Superhero Captain America is called into service again when a top research scientist is kidnapped by a powerful super villain, who is planning to blackmail the country with a weapon adapted from the boffin’s work
Before all that ‘Avengers’ malarkey, Captain America had already strutted his stuff on screens both big and small. Firstly, in a 1944 movie serial and then in 2 made for television movies in the late 1970s. Both of these starred chunky Reb Brown as the good Captain, an actor best remembered these days as ’Yor, Hunter From The Future’ (1983) and for the lead in appalling ‘so bad it’s good’ classic ‘Space Mutiny’ (1988). There was another movie about the character in the early 1990s but it was not a success.
Here, Brown flexes his pecs (and his plastic shield) in the iconic blue suit as he takes on purse snatchers and the faceless goons of bad guy Christopher Lee. Yes, that’s right! Christopher Lee! Sadly, Lee is handed the sort of thankless, generic character and dialogue he could have played in his sleep. The cast is rounded out with some familiar faces from TV and Bond girl Lana ‘sister of Natalie’ Wood, who played Plenty O’Toole in ‘Diamonds Are Forever’ (1971).
So what’s Lee up to that catches the Captain’s attention? Well, he’s kidnaped this top biologist with the idea of using his anti-ageing research — in reverse! He tests the resulting gas on the generic small town where the husbandless Wood lives with her young son and his pet mutt. The kid desperately needs a father figure of course, making for the readymade white bread family unit so beloved of uninspired scriptwriters and TV executives everywhere (but especially in America). The Cap rides about on his custom bike, does some oil painting (he’s a sensitive soul, really), throws a few thugs into cardboard boxes, and jumps off not-that-high buildings in slow-mo a bit like ‘The Six Million Dollar Man’, which this whole enterprise is obviously trying so hard to be.
Once Lee starts blackmailing world governments from his secret prison HQ (it’s just a couple of ordinary rooms in an ordinary prison), you might reasonably expect the story to escalate a little, but no, Brown is still left on his own to take on the villainous hordes (actually just Lee himself and about 4 guys from ‘Rent-a-Goon’). Pretty scientist Connie Selleca (mostly remembered for the TV soap/show ‘Hotel’) is trying to formulate an antidote back at home base, but not having a lot of luck. Now, l’m not saying that attractive, young brunettes can’t be top scientists, but you’d think the government would have teams of experts working at the problem, given the level of threat involved. When Selleca comes up with an antidote, she tries it on herself of course, exhibiting a thorough knowledge of sound scientific and medical procedure.
As you’ll have gathered by now, this is very weak and mediocre in every single department.
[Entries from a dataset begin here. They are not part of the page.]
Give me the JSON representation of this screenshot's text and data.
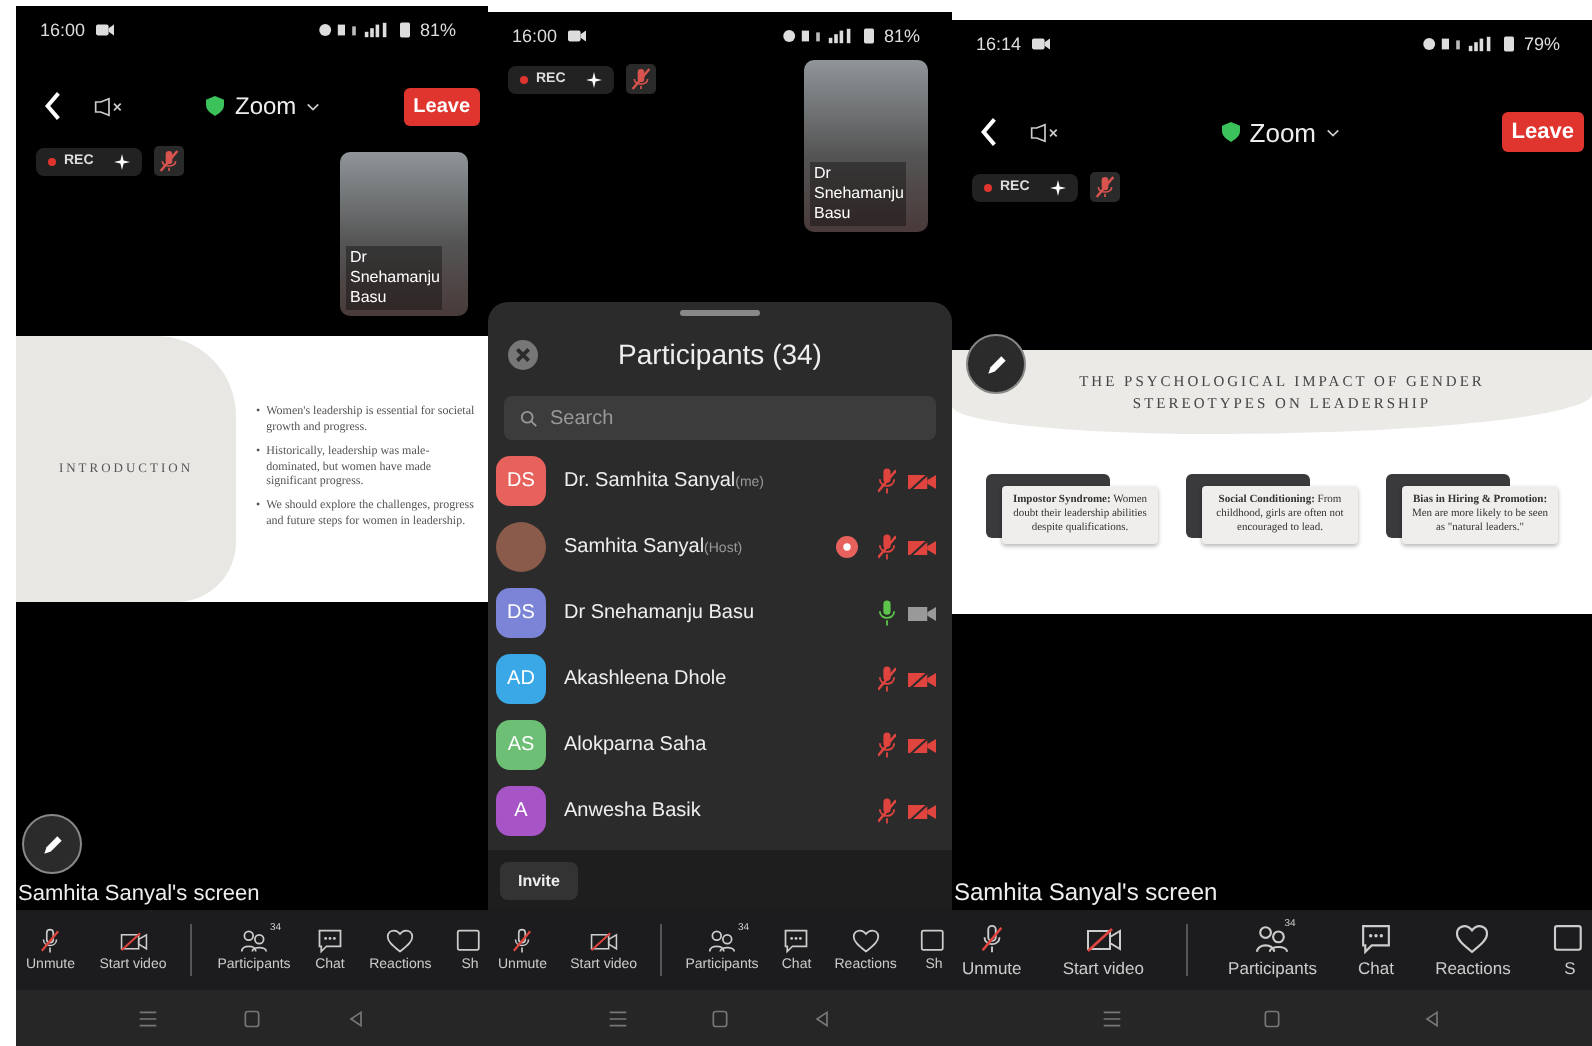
{
  "screens": [
    {
      "kind": "meeting",
      "status": {
        "time": "16:00",
        "battery": "81%"
      },
      "top_bar": {
        "title": "Zoom",
        "leave": "Leave"
      },
      "rec": "REC",
      "tile": {
        "name": "Dr Snehamanju Basu"
      },
      "slide": {
        "kind": "intro",
        "title": "INTRODUCTION",
        "marker": "•",
        "bullets": [
          "Women's leadership is essential for societal growth and progress.",
          "Historically, leadership was male-dominated, but women have made significant progress.",
          "We should explore the challenges, progress and future steps for women in leadership."
        ]
      },
      "share_label": "Samhita Sanyal's screen",
      "toolbar": [
        {
          "kind": "mic",
          "label": "Unmute"
        },
        {
          "kind": "video",
          "label": "Start video"
        },
        {
          "kind": "people",
          "label": "Participants",
          "badge": "34"
        },
        {
          "kind": "chat",
          "label": "Chat"
        },
        {
          "kind": "reactions",
          "label": "Reactions"
        },
        {
          "kind": "share",
          "label": "Sh"
        }
      ]
    },
    {
      "kind": "participants",
      "status": {
        "time": "16:00",
        "battery": "81%"
      },
      "rec": "REC",
      "tile": {
        "name": "Dr Snehamanju Basu"
      },
      "sheet": {
        "title": "Participants (34)",
        "search": {
          "placeholder": "Search"
        },
        "invite": "Invite",
        "people": [
          {
            "name": "Dr. Samhita Sanyal",
            "tag": "(me)",
            "kind": "initials",
            "initials": "DS",
            "color": "#e8625d",
            "muted": true,
            "video_off": true,
            "recording": false
          },
          {
            "name": "Samhita Sanyal",
            "tag": "(Host)",
            "kind": "photo",
            "color": "#8a5a4a",
            "muted": true,
            "video_off": true,
            "recording": true
          },
          {
            "name": "Dr Snehamanju Basu",
            "kind": "initials",
            "initials": "DS",
            "color": "#7b84d6",
            "muted": false,
            "video_off": false,
            "recording": false
          },
          {
            "name": "Akashleena Dhole",
            "kind": "initials",
            "initials": "AD",
            "color": "#3aa8e6",
            "muted": true,
            "video_off": true,
            "recording": false
          },
          {
            "name": "Alokparna Saha",
            "kind": "initials",
            "initials": "AS",
            "color": "#6cbf74",
            "muted": true,
            "video_off": true,
            "recording": false
          },
          {
            "name": "Anwesha Basik",
            "kind": "initials",
            "initials": "A",
            "color": "#a754c6",
            "muted": true,
            "video_off": true,
            "recording": false
          }
        ]
      },
      "toolbar": [
        {
          "kind": "mic",
          "label": "Unmute"
        },
        {
          "kind": "video",
          "label": "Start video"
        },
        {
          "kind": "people",
          "label": "Participants",
          "badge": "34"
        },
        {
          "kind": "chat",
          "label": "Chat"
        },
        {
          "kind": "reactions",
          "label": "Reactions"
        },
        {
          "kind": "share",
          "label": "Sh"
        }
      ]
    },
    {
      "kind": "meeting",
      "status": {
        "time": "16:14",
        "battery": "79%"
      },
      "top_bar": {
        "title": "Zoom",
        "leave": "Leave"
      },
      "rec": "REC",
      "slide": {
        "kind": "cards",
        "title": "THE PSYCHOLOGICAL IMPACT OF GENDER STEREOTYPES ON LEADERSHIP",
        "cards": [
          "**Impostor Syndrome:** Women doubt their leadership abilities despite qualifications.",
          "**Social Conditioning:** From childhood, girls are often not encouraged to lead.",
          "**Bias in Hiring & Promotion:** Men are more likely to be seen as \"natural leaders.\""
        ]
      },
      "share_label": "Samhita Sanyal's screen",
      "toolbar": [
        {
          "kind": "mic",
          "label": "Unmute"
        },
        {
          "kind": "video",
          "label": "Start video"
        },
        {
          "kind": "people",
          "label": "Participants",
          "badge": "34"
        },
        {
          "kind": "chat",
          "label": "Chat"
        },
        {
          "kind": "reactions",
          "label": "Reactions"
        },
        {
          "kind": "share",
          "label": "S"
        }
      ]
    }
  ]
}
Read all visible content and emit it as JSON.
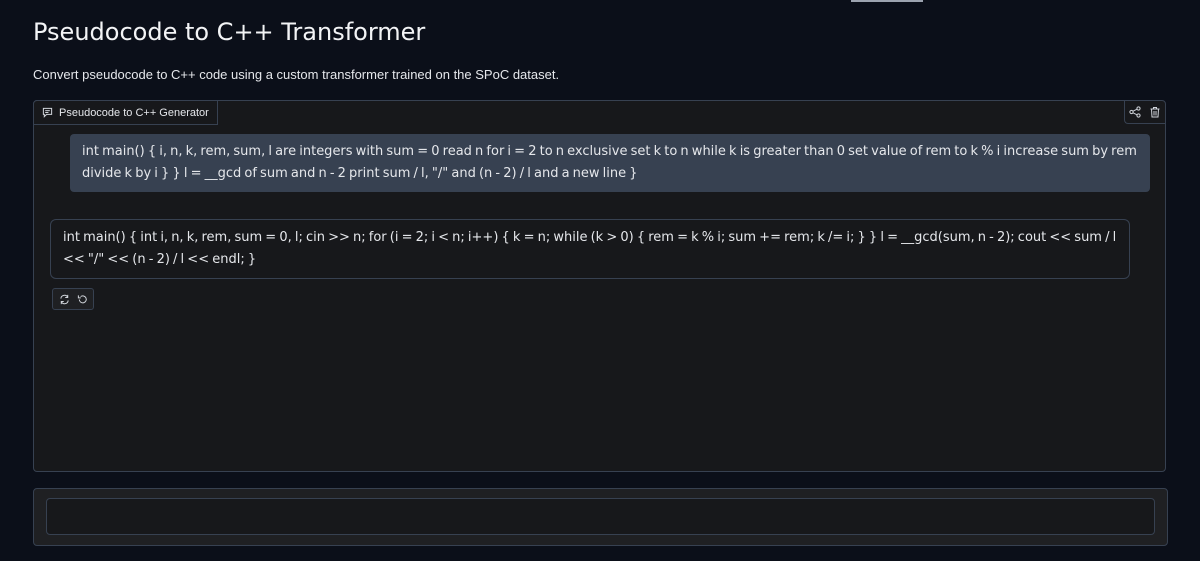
{
  "header": {
    "title": "Pseudocode to C++ Transformer",
    "description": "Convert pseudocode to C++ code using a custom transformer trained on the SPoC dataset."
  },
  "chat": {
    "label": "Pseudocode to C++ Generator",
    "label_icon": "chat-bubble-icon",
    "panel_icons": [
      "share-icon",
      "trash-icon"
    ],
    "messages": [
      {
        "role": "user",
        "text": "int main() { i, n, k, rem, sum, l are integers with sum = 0 read n for i = 2 to n exclusive set k to n while k is greater than 0 set value of rem to k % i increase sum by rem divide k by i } } l = __gcd of sum and n - 2 print sum / l, \"/\" and (n - 2) / l and a new line }"
      },
      {
        "role": "bot",
        "text": "int main() { int i, n, k, rem, sum = 0, l; cin >> n; for (i = 2; i < n; i++) { k = n; while (k > 0) { rem = k % i; sum += rem; k /= i; } } l = __gcd(sum, n - 2); cout << sum / l << \"/\" << (n - 2) / l << endl; }"
      }
    ],
    "message_action_icons": [
      "retry-icon",
      "undo-icon"
    ]
  },
  "input": {
    "value": "",
    "placeholder": ""
  },
  "colors": {
    "background": "#0b0f19",
    "panel": "#17181b",
    "border": "#374151",
    "user_bubble": "#374151",
    "text": "#e5e7eb"
  }
}
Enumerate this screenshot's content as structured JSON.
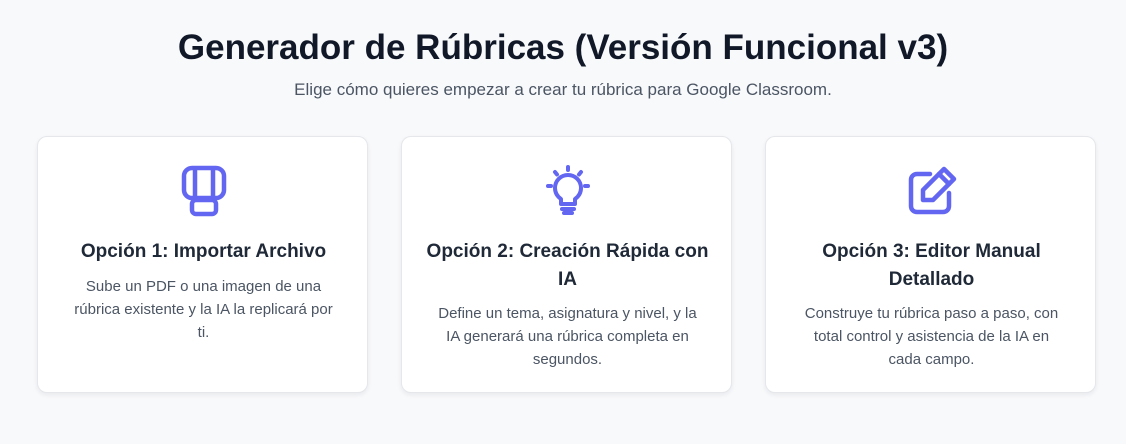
{
  "header": {
    "title": "Generador de Rúbricas (Versión Funcional v3)",
    "subtitle": "Elige cómo quieres empezar a crear tu rúbrica para Google Classroom."
  },
  "options": [
    {
      "icon": "import-document-icon",
      "title": "Opción 1: Importar Archivo",
      "description": "Sube un PDF o una imagen de una rúbrica existente y la IA la replicará por ti."
    },
    {
      "icon": "lightbulb-icon",
      "title": "Opción 2: Creación Rápida con IA",
      "description": "Define un tema, asignatura y nivel, y la IA generará una rúbrica completa en segundos."
    },
    {
      "icon": "edit-pencil-icon",
      "title": "Opción 3: Editor Manual Detallado",
      "description": "Construye tu rúbrica paso a paso, con total control y asistencia de la IA en cada campo."
    }
  ],
  "colors": {
    "accent": "#6366f1",
    "background": "#f8f9fb",
    "card": "#ffffff",
    "title": "#111827",
    "text": "#4b5563"
  }
}
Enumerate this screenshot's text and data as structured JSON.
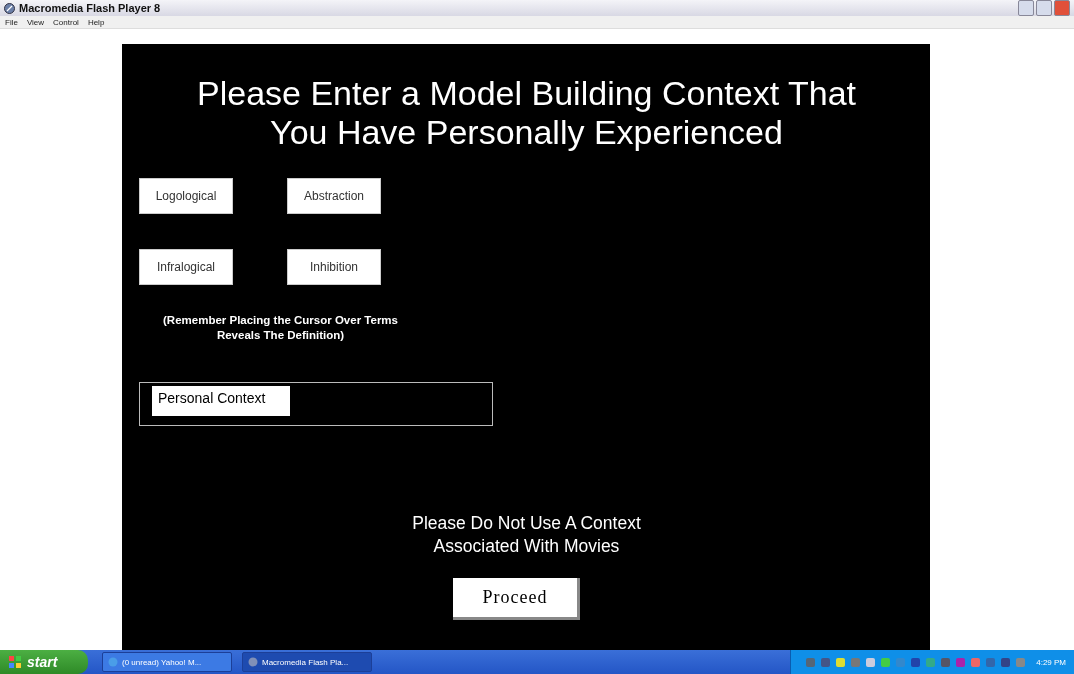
{
  "window": {
    "title": "Macromedia Flash Player 8"
  },
  "menu": [
    "File",
    "View",
    "Control",
    "Help"
  ],
  "stage": {
    "heading": "Please Enter a Model Building Context That You Have Personally Experienced",
    "terms": [
      {
        "label": "Logological"
      },
      {
        "label": "Abstraction"
      },
      {
        "label": "Infralogical"
      },
      {
        "label": "Inhibition"
      }
    ],
    "hint": "(Remember Placing the Cursor Over Terms Reveals The Definition)",
    "context_field": {
      "label": "Personal Context"
    },
    "notice": "Please Do Not Use A Context Associated With Movies",
    "proceed_button": "Proceed"
  },
  "taskbar": {
    "start": "start",
    "tasks": [
      {
        "label": "(0 unread) Yahoo! M...",
        "selected": false
      },
      {
        "label": "Macromedia Flash Pla...",
        "selected": true
      }
    ],
    "clock": "4:29 PM"
  }
}
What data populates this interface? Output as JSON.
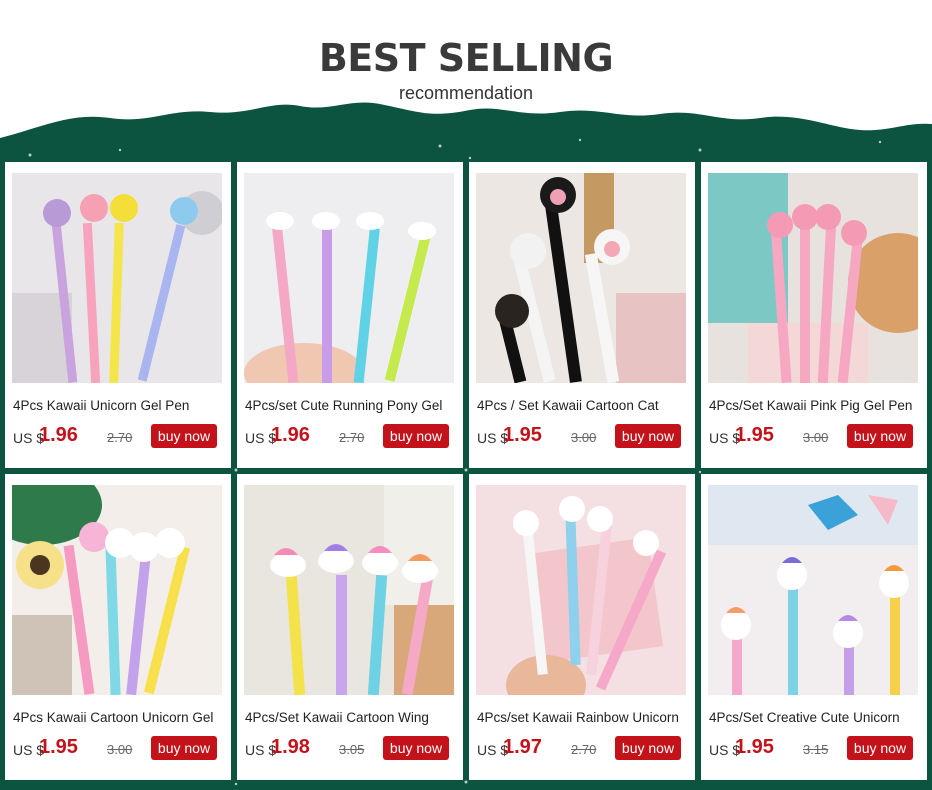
{
  "header": {
    "title": "BEST SELLING",
    "subtitle": "recommendation"
  },
  "colors": {
    "band": "#0d5440",
    "price": "#c4121b",
    "button": "#c4121b"
  },
  "products": [
    {
      "name": "4Pcs Kawaii Unicorn Gel Pen",
      "currency": "US $",
      "price": "1.96",
      "old_price": "2.70",
      "button": "buy now",
      "image": "unicorn-gel-pens-image"
    },
    {
      "name": "4Pcs/set Cute Running Pony Gel",
      "currency": "US $",
      "price": "1.96",
      "old_price": "2.70",
      "button": "buy now",
      "image": "running-pony-gel-pens-image"
    },
    {
      "name": "4Pcs / Set Kawaii Cartoon Cat",
      "currency": "US $",
      "price": "1.95",
      "old_price": "3.00",
      "button": "buy now",
      "image": "cartoon-cat-pens-image"
    },
    {
      "name": "4Pcs/Set Kawaii Pink Pig Gel Pen",
      "currency": "US $",
      "price": "1.95",
      "old_price": "3.00",
      "button": "buy now",
      "image": "pink-pig-gel-pens-image"
    },
    {
      "name": "4Pcs Kawaii Cartoon Unicorn Gel",
      "currency": "US $",
      "price": "1.95",
      "old_price": "3.00",
      "button": "buy now",
      "image": "cartoon-unicorn-gel-pens-image"
    },
    {
      "name": "4Pcs/Set Kawaii Cartoon Wing",
      "currency": "US $",
      "price": "1.98",
      "old_price": "3.05",
      "button": "buy now",
      "image": "cartoon-wing-pens-image"
    },
    {
      "name": "4Pcs/set Kawaii Rainbow Unicorn",
      "currency": "US $",
      "price": "1.97",
      "old_price": "2.70",
      "button": "buy now",
      "image": "rainbow-unicorn-pens-image"
    },
    {
      "name": "4Pcs/Set Creative Cute Unicorn",
      "currency": "US $",
      "price": "1.95",
      "old_price": "3.15",
      "button": "buy now",
      "image": "creative-unicorn-pens-image"
    }
  ]
}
Stunts and action sequences are at a premium, probably because there was no more budget than for a couple of television episodes. The only real notable performance comes from Lee, of course, but even he can’t do much with this, and the producers quite sensibly decided to keep his involvement fairly minimal! To be fair, though, he was probably only available for a couple of days filming, and would hardly have been inspired to his best work by the flimsy, lifeless script.
The global success of ‘The Six Million Dollar Man’ meant that American TV spent an awful lot of time trying to recreate it with various ‘Ordinary Joes’ acquiring ‘special powers’ of one sort or another and going to work for ‘secret government agencies’. Foreign spies never stood a chance! A few of these pilots actually did make it to a series. There was Ben Murphy turning invisible with his digital watch as the ‘Gemini l\/Ian’ and Patrick Duffy getting all wrinkly after spending too much time in the shower as ‘The Man From Atlantis.’ He seemed to have a bit of a thing for showers, that man.
At least the good Captain got two bites of the cherry at a series but, alas, no one was very impressed.